◆ EXERCISE
Provide only the number of lines in the records below that include "content".

(Excerpts from an interface dataset)
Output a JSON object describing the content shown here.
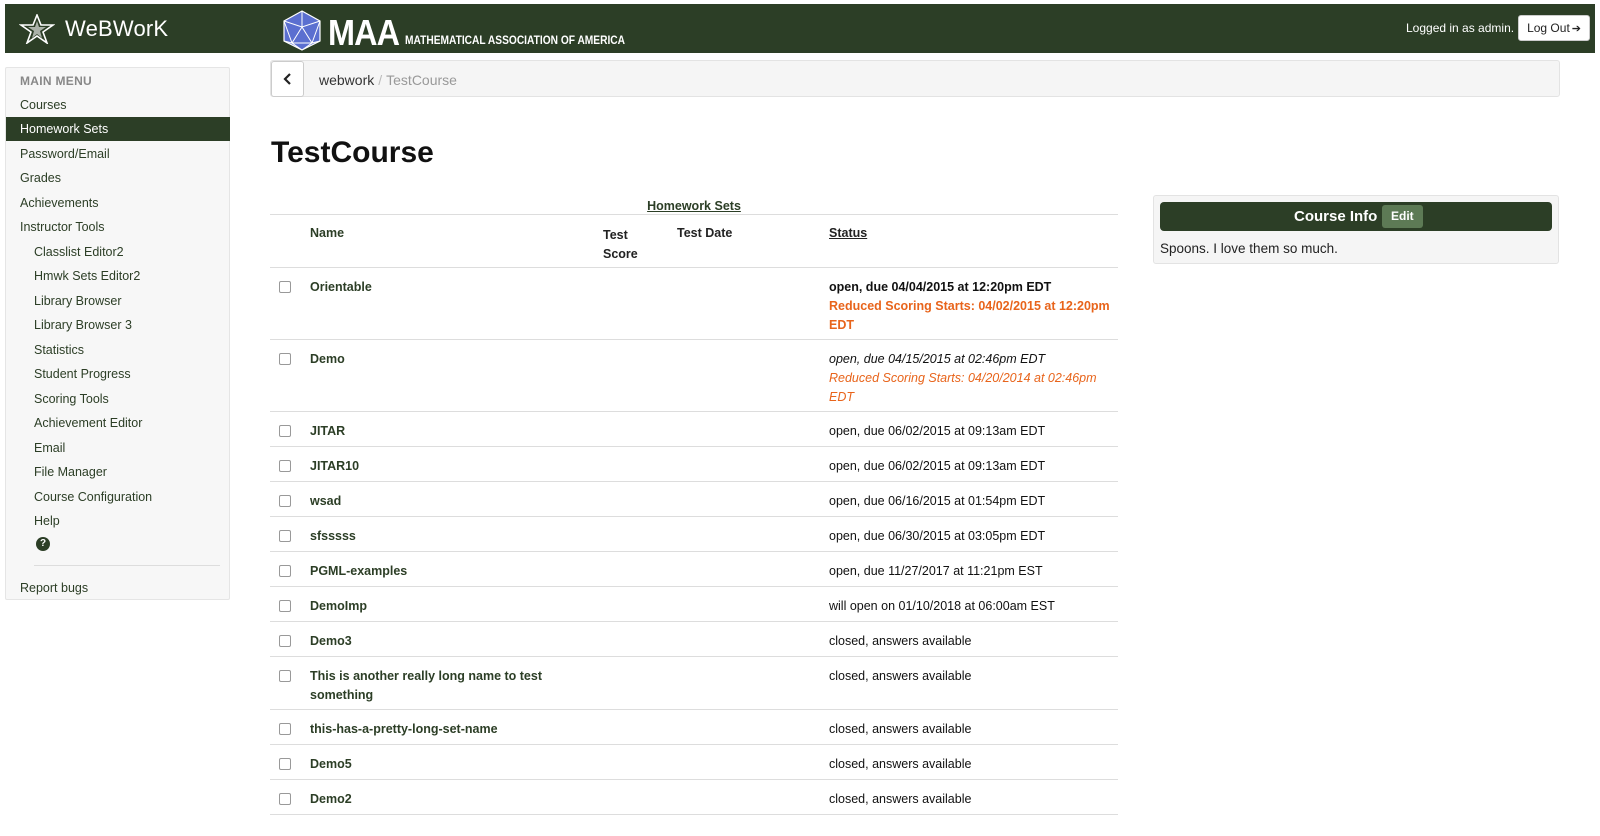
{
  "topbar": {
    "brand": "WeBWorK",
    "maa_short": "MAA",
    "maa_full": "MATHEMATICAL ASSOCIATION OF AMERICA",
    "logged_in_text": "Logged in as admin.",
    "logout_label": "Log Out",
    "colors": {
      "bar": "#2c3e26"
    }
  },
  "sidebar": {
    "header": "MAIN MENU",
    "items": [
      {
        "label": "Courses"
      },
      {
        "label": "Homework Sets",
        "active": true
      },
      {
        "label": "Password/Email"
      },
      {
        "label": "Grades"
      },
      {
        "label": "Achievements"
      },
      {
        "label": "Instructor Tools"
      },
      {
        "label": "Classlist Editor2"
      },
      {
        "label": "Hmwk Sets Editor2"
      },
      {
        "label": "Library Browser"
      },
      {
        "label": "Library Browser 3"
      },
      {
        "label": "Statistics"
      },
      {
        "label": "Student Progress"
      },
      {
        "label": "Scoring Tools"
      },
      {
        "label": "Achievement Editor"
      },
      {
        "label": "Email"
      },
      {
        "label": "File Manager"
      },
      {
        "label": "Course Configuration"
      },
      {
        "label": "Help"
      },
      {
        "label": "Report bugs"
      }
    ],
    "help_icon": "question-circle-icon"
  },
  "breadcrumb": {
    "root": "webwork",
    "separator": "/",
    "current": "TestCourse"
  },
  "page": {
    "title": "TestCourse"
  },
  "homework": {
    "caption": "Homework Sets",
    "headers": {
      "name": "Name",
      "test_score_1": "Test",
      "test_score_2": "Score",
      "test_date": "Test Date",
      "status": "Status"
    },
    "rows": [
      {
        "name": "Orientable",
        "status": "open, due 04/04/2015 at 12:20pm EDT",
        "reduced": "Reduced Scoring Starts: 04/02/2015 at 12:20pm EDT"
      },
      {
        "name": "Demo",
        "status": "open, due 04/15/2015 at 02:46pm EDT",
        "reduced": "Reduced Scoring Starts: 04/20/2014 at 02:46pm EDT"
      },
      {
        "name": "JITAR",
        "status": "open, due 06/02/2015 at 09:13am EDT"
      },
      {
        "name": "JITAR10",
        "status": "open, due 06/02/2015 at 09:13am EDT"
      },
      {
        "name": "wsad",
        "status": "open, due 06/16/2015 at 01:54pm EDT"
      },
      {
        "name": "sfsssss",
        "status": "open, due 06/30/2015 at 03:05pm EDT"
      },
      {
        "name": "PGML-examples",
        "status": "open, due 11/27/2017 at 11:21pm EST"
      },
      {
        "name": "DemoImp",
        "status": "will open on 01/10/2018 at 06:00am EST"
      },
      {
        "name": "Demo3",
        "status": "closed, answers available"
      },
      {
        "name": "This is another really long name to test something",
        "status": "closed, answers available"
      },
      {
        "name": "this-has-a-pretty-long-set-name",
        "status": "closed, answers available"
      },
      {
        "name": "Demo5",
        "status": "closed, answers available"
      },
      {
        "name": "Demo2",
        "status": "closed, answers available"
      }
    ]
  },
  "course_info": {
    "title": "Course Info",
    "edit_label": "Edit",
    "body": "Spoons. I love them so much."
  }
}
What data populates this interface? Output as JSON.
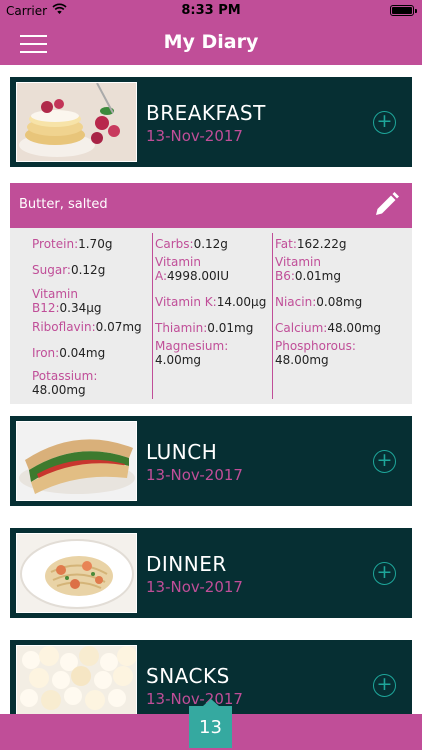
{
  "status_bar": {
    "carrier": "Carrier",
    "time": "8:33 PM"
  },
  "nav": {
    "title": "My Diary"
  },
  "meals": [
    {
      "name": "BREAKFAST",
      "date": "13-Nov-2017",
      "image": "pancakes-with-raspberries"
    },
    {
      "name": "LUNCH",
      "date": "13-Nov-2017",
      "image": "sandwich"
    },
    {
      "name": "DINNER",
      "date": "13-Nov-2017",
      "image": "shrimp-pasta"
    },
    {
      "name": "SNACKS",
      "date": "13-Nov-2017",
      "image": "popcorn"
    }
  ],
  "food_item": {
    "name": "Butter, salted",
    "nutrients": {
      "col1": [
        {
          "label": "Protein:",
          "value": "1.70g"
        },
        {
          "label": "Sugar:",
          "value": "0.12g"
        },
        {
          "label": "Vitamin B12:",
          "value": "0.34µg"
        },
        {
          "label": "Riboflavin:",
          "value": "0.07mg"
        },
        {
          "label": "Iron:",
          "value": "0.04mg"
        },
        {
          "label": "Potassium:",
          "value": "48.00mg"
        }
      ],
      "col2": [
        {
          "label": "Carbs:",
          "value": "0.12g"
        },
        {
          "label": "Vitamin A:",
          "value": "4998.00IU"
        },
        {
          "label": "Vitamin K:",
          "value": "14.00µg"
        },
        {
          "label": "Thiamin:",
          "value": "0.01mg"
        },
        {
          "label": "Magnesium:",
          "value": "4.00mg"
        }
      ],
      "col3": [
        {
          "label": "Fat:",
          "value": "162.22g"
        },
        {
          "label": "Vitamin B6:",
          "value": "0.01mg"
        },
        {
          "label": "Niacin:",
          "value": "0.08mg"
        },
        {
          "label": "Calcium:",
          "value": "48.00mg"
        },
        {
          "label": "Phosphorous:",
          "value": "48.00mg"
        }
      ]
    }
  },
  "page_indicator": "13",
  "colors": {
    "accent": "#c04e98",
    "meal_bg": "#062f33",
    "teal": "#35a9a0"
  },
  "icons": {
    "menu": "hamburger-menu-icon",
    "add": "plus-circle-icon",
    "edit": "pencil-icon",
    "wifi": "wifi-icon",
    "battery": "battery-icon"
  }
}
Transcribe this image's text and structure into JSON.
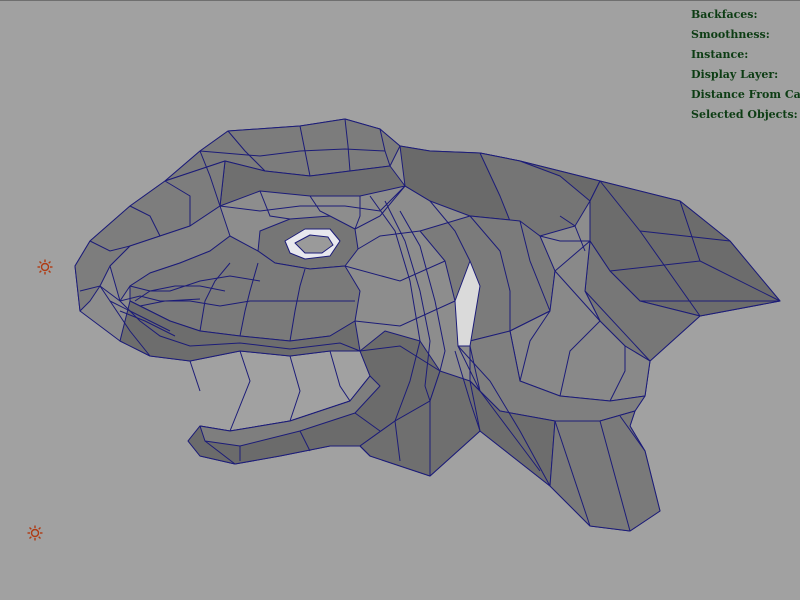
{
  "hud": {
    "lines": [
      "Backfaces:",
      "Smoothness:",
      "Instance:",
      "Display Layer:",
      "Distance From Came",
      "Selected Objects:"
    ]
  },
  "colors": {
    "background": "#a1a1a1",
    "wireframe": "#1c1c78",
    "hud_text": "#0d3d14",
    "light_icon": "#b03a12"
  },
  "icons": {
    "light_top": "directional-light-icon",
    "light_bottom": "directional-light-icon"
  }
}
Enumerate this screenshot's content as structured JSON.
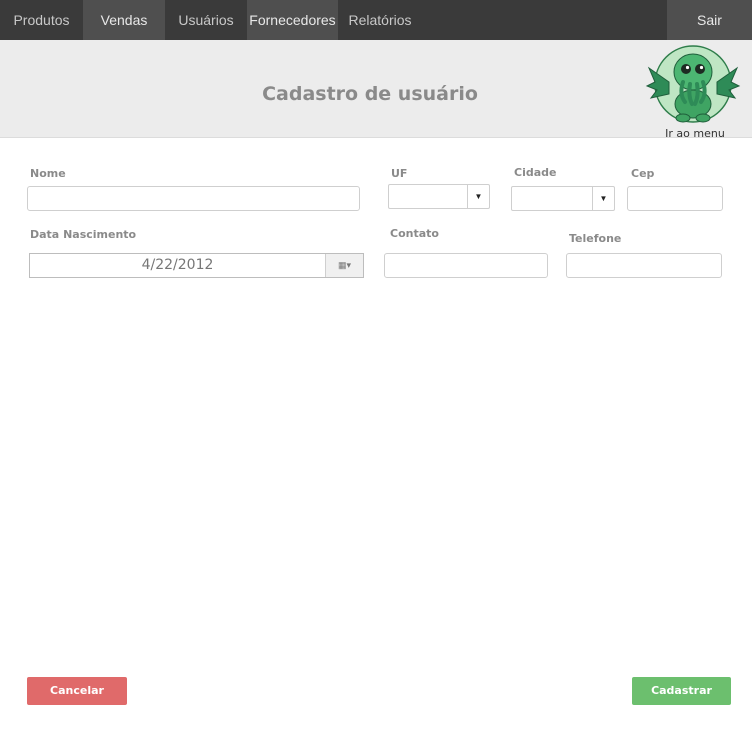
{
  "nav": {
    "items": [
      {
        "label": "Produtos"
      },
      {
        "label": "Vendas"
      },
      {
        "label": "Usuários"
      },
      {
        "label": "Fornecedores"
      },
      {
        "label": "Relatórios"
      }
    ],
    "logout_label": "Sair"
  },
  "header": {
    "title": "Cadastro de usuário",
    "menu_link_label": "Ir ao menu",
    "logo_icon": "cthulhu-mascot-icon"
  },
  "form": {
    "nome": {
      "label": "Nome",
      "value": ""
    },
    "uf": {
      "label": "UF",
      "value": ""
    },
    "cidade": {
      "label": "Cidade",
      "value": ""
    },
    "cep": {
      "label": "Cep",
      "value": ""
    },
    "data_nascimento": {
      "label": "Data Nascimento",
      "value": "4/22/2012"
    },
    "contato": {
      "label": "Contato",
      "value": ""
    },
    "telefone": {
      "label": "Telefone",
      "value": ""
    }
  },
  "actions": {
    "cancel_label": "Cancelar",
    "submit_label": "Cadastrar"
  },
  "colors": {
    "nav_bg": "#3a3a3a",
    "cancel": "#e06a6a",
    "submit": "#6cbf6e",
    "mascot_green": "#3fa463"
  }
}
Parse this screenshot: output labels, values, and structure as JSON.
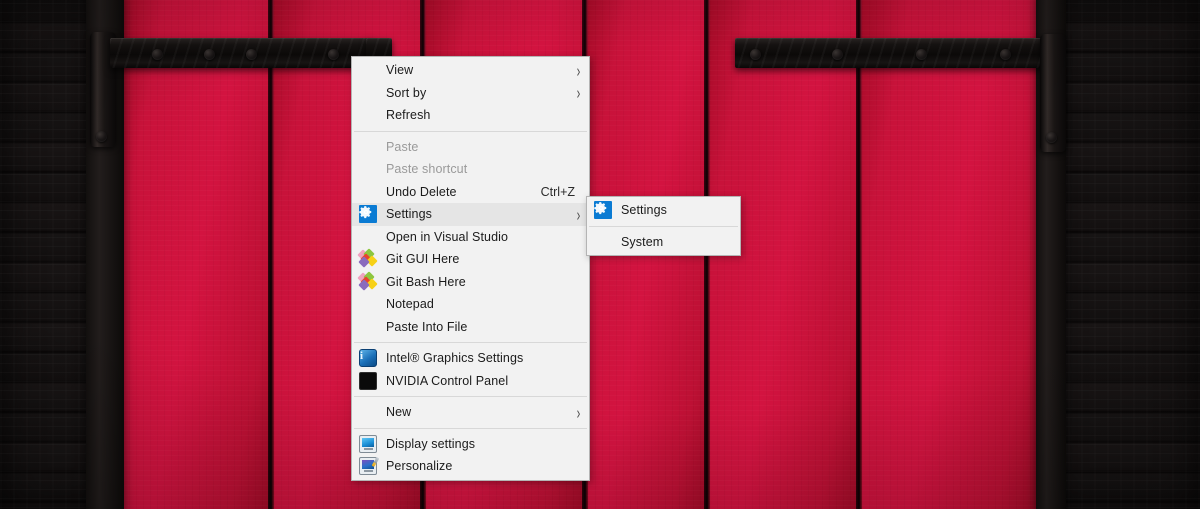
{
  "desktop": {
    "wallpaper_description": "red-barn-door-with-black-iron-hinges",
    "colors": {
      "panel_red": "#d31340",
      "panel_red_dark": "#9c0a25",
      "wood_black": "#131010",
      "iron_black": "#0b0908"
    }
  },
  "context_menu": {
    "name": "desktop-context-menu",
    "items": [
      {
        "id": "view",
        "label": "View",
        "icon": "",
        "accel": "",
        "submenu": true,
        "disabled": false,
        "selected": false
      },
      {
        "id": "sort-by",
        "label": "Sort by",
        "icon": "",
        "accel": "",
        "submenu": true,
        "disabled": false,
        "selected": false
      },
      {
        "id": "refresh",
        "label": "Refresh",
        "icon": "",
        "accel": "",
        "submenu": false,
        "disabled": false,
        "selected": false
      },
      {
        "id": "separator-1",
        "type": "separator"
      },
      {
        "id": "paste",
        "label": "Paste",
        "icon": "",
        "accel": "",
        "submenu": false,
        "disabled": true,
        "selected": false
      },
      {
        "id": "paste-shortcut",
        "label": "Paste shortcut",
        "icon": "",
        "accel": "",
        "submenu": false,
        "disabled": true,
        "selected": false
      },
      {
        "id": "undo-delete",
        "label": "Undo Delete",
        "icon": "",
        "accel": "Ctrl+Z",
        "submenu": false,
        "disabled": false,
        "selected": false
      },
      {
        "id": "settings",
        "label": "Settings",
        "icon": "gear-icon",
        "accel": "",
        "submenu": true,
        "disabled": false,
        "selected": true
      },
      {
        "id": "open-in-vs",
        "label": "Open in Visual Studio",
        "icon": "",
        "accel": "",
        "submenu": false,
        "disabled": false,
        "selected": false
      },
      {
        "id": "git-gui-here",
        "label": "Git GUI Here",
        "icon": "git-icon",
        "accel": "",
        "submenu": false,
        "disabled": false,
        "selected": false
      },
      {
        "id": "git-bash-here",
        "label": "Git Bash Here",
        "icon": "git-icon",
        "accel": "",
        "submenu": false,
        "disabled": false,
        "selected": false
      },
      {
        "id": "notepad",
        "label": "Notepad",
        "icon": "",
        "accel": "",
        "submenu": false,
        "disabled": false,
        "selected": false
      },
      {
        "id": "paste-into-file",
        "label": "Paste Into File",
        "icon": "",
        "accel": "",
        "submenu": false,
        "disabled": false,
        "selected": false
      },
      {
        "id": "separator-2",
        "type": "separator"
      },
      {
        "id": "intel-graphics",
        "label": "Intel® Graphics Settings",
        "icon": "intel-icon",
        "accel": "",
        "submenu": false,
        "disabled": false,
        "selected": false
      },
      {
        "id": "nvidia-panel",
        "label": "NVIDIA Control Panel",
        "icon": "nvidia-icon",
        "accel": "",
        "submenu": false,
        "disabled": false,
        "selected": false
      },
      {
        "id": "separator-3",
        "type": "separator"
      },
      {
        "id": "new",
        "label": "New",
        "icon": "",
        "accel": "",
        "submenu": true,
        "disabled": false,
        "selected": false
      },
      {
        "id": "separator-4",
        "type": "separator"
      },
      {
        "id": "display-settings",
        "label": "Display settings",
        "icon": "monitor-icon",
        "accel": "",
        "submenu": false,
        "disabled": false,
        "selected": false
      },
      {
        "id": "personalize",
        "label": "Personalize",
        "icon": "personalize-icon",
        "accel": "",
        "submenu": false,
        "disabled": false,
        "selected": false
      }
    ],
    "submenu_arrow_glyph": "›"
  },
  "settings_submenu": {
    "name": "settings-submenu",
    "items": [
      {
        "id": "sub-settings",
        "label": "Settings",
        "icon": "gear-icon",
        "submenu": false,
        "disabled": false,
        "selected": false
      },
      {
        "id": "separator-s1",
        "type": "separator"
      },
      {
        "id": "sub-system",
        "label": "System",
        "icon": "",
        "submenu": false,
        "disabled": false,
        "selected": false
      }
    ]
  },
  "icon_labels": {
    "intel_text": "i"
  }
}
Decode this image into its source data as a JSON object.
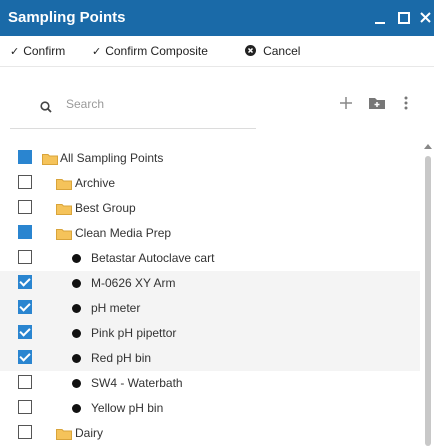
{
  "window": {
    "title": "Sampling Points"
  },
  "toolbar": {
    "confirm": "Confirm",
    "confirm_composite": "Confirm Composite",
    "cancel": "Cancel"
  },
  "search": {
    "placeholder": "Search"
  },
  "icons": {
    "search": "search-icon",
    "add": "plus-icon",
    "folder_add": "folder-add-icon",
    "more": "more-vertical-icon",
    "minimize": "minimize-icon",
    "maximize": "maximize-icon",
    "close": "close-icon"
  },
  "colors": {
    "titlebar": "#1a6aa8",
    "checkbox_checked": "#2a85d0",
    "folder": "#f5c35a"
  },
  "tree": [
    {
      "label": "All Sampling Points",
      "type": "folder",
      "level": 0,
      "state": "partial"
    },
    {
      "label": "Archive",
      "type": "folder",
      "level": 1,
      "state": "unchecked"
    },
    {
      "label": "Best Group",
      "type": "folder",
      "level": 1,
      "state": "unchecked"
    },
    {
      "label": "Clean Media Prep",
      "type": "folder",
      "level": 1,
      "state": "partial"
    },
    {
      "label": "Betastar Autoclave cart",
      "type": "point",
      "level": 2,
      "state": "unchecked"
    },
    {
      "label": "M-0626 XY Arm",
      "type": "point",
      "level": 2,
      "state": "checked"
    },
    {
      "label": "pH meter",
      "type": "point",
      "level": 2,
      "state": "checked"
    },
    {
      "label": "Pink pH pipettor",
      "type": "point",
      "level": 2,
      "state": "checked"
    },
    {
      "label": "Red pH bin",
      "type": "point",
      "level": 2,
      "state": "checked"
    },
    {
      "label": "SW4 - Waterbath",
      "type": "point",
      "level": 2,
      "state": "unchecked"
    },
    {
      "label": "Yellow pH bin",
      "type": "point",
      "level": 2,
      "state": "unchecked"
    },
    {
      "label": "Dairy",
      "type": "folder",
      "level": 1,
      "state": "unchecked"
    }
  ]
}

◆ ANSWER AREA
2